Tuesday, October 27, 2009

Autumn Leaves

A noisy gust of wind passed through the neighborhood a few minutes ago, reminding me that autumn is here and getting serious about it. The leaves are beautiful, but they are falling fast, which is what I understand they tend to do at this time of year.
A couple of nights ago, I watched the ducks swimming in circles on the river. When they do that, a change in the weather is imminent, according to those Old Farmer's Almanac prognosticators.
Here, at least, many of the ducks and geese who graze on the grass in the park nearby are in no hurry to fly south, because they have it good here. And whatever else happens around Halloween (The season actually started Oct. 5 this year.), geese seem to know that this is not a good time to be flying very close to shotgun range.
Other critters are targets at this time of the year, too, including deer and elk, bighorn sheep, bears and wolves. So it's a good time to stay indoors and drink eggnog.
One auto dealership in the Boise area is promoting a "Buy a truck, get a gun" sales offer. The purchase of a pickup or larger truck from this dealer entitles the buyer to a new rifle, shotgun or, as the ad puts it, "Whatever else you can dream up." The radio spot also seems to tie this together with the notion that buying a truck and getting a gun have something to do with "our American heritage." I know the right to bear arms (meaning have guns) is guaranteed in the Constitution for members of a militia, and that has been accepted by the Supreme Court to mean "anybody." But I am not sure that the right to own a pickup truck is similarly assured.
Speaking of geese (nice segue), I notice that the more or less permanent-resident geese in the park like exercise. I say this because they arrive early for grass-grazing around the lake, flying in over my apartment, then touch down on the river, swim to shore, then struggle up the embankment and waddle across the grass and the Green Belt and street pavement to get to their favorite meal venue. Since there is a big lake right there, I wonder why they don't simply fly over to the lake, touch down there and start eating much sooner.
So, we may have hit upon two notions about waterfowl at this time of the year. One is that ducks swim in circles because they are forecasting a change in the weather. The other is that gees are silly.

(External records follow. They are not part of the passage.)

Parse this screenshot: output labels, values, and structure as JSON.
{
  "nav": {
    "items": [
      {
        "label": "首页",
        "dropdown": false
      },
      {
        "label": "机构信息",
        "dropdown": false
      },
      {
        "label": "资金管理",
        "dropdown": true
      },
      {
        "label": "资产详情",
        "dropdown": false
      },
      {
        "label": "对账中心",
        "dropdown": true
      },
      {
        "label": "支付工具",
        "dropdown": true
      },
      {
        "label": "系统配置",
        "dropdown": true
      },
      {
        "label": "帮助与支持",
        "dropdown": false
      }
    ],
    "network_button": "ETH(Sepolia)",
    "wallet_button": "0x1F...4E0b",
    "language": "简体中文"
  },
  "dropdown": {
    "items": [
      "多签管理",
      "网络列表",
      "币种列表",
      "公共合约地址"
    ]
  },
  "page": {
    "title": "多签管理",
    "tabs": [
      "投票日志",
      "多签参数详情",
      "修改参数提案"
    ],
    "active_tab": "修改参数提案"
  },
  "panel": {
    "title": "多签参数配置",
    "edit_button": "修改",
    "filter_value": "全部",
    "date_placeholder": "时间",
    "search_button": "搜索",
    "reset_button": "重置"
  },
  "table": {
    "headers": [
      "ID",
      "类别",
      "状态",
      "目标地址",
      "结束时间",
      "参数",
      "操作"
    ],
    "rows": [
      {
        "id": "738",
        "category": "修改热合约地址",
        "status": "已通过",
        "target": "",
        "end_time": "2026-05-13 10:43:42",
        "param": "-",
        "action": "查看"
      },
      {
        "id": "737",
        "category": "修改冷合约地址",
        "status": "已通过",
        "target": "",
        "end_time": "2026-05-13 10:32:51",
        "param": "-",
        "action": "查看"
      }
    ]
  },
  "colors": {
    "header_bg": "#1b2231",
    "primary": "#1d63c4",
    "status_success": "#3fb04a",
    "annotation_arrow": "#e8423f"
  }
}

Sunday, October 11, 2009


I'm getting acclimated to Boise, which is a fair accomplishment, considering I was in the moderate and damp climate of Tokyo for the past 32 years and am now high and dry here. So cold is not as awful where I am now as it was when I was where I was. Even so, as nighttime temperatures range in the 30s, it is a good time for soups and chili and stews to ward off the different form of cold.
Today is chicken-vegetable soup, which is another way of saying "cleaning out the fridge soup." I found a packet of three decent chicken thighs with the skin and bones still there, hiding in the freezer, put them in a big pot with a nicely chopped medium onion, three cloves of garlic, two carrots, two sticks of de-veined celery, a chopped fistfull or two of green beans, a tomato, a half-dozen sliced white mushrooms, and six golf ball-sized redskin potatoes and covered with water, added about a teaspoon of salt and a mortar-ground blend of black, white, rose, green and Jamaica peppercorns, one each of chicken and vegetable boullion, and a finely chopped fistfull of herbs (basil, parsley, rosemary, thyme, and chives) and a little more dried Italian parsley, a dash of chili powder, and three chopped green onions. It's a good idea to allow at least a couple of hours for this. First vover the pot and bring the combination to a bubble, then reduce the heat to a low simmer. Stir once in awhile, until the chicken kinda gives up and sheds the skin. Drain off any ugly brownish bubbles. Pause a moment to remove the chicken, remove the skin, bones and gristle and shred the chicken meat, returning it to the pot with the veggies. Add one 5.5-ounce can of V-8 juice, unless you have a good reason not to, and stir the ingredients again, cover the pot and let it simmer again for an hour, stirring now and then.
By this time, no doubt, you will have had at least one glass of wine and should be rooting around for a baguette or some other nice crusty bread to soak up all the delicious flavor melange you are creating. Resist the temptation to ladle the soup out for at least 90 minutes, and longer if possible, because all those flavors are getting to know each other better, and you will reap the benefits.
Stay warm, and bone appetit!